Skip to main content

Justice, Fairness, Inclusion, and Performance.

NCSD Acronym Logo Vertical 500px

National Coalition of STD Directors: Assessment of the Impact of STDs on the United States

The National Coalition of STD Directors (NCSD) asked the National Academy of Public Administration (the Academy) to investigate and describe the scope and impact in the United States of three major, reportable STDs—specifically, chlamydia, gonorrhea and syphilis—and assess the effectiveness of current prevention and control programs.In response to the NCSD request, the Academy formed an expert panel and a professional study team to collect and review available information concerning STD trends and efforts to prevent and control the three STDs noted above. The study focused principally on federally funded intervention programs and current funding. A review of state and local programs, as well as clinical/epidemiological issues, was beyond the scope of this study. By providing a consolidated overview of the current state, this Academy study is intended to help NCSD and the other stakeholders in the STD community inform a national action strategy for reducing STD transmission rates and improving public health.

Click the button below to view the Final Report.

Final Report

Key Findings

The study found that many of the observations of the Institute of Medicine's 1997 report, "The Hidden Epidemic", remained applicable in 2018. Social determinants of health and intersecting epidemics (or, "syndemics") continue to fuel ongoing outbreaks, and are complicated by emerging trends. A continued stigma surrounding STDs and sexual health in general has an adverse impact on patient access to care and preventive services.

The fractured state of the American healthcare system poses a significant obstacle to addressing the epidemic at large, resulting in vast variations across the nation in how STD prevention and treatment services are provided and funded. Constrained federal funding has affected research, evaluation, and support to state and local public health entities addressing the outbreaks on the ground level, compounded further by cuts at those levels. The conflict surrounding the Patient Protection and Affordable Care Act, and its accompanying Medicaid expansion, has disrupted reforms to service provision that were planned around original designs for the legislation, leaving gaps in prevention and control efforts.

Actions for Consideration

The report identifies six actions to turn the tide of STD prevalence in the United States:

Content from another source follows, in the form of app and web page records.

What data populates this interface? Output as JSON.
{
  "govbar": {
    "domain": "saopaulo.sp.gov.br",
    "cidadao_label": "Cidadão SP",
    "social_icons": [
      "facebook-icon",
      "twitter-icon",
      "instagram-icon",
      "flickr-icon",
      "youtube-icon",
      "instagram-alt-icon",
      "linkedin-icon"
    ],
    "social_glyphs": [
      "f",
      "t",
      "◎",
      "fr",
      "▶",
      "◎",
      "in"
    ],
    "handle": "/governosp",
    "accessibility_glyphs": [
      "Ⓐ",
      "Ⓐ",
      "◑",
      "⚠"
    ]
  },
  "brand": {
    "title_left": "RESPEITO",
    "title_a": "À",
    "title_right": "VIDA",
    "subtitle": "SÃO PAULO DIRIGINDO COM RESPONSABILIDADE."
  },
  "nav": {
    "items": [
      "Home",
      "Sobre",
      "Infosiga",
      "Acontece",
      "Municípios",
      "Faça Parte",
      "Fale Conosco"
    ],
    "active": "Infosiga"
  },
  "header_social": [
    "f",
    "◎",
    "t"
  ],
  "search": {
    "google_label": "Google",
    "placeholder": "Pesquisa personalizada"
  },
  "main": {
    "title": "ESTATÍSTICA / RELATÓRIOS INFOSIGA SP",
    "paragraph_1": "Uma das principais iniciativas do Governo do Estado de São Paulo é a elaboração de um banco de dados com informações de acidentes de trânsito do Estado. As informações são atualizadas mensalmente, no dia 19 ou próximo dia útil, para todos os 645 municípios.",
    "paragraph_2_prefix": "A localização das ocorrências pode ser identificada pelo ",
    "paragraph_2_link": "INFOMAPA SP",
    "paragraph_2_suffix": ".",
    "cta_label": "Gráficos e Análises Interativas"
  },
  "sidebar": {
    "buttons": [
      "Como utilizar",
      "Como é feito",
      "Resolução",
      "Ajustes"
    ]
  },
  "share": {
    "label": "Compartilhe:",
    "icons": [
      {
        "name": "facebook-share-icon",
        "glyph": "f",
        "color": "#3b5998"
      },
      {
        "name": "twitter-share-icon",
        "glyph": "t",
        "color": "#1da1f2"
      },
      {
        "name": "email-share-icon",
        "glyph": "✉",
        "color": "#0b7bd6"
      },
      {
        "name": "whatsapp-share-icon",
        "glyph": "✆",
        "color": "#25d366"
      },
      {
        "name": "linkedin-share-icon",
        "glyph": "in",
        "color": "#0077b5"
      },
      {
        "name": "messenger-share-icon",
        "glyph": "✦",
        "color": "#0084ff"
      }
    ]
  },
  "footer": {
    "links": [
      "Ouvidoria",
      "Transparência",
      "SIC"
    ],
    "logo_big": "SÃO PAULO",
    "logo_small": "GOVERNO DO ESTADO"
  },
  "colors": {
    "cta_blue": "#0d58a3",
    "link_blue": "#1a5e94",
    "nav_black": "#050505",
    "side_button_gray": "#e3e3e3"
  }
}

  • Designate a national STD champion to coordinate federal, state, and local efforts and to lead the development and implementation of a national STD strategy. This champion should be empowered with the appropriate authority to align efforts, advocate for funding, and promote research and innovation across sectors. Input from myriad entities will need to be included in developing and implementing a national STD prevention and control strategy, and committed national leadership will be essential to the effort.
  • Change the STD narrative. Sexual health is an important dimension of overall health and wellness. STDs cause serious harm to health and are costly to both individuals and society-at-large. Currently, STD-related social stigma prevents some individuals from seeking treatment, some medical professionals from screening for STDs, and some government entities from offering services at needed levels to combat STD infections. As with mental health and drug use conditions, STDs are a health and wellness problem that must be destigmatized to effectively address.
  • Unifying the field is a necessary step. Chlamydia, gonorrhea and syphilis are but three of many sexually transmitted diseases. Both Human Immunodeficiency Virus (HIV) and Human Papilloma Virus (HPV) have received far more attention and funding, with commendable positive results. All STDs share common modes of transmission, and co-morbidity is unavoidable. Unifying the effort to focus across STDs rather than on certain specific infections can enhance the effectiveness of STD prevention and control efforts.
  • Better data and more evaluation to learn about what works—and what does not work—and to foster implementation of best practices are essential. Inconsistent state reporting requirements and an array of technology challenges makes data collection complicated. Actions to align data with information needs are critical. Additionally, evaluations should be strategic and test interventions systematically, with an eye towards implementation of best practices on a broader scale.
  • Education and awareness are needed. The public has limited information about the potential dangerous long-term consequences of untreated STDs. Tailored awareness campaigns, focused on groups at higher risk—e.g., adolescents, young adults, men who have sex with men (MSM)—would likely result in more screening, testing, and treatment. Again, the focus should be on sexual health as an important aspect of general health and wellness. Further, medical professionals must be encouraged to screen for STDs as a routine practice.
  • Expanded funding and resources are necessary given the scale of the STD epidemic. With caseloads numbering in the millions and systemic healthcare issues creating obstacles to care and prevention, a resource investment is necessary to bolster nationwide incidence reduction efforts.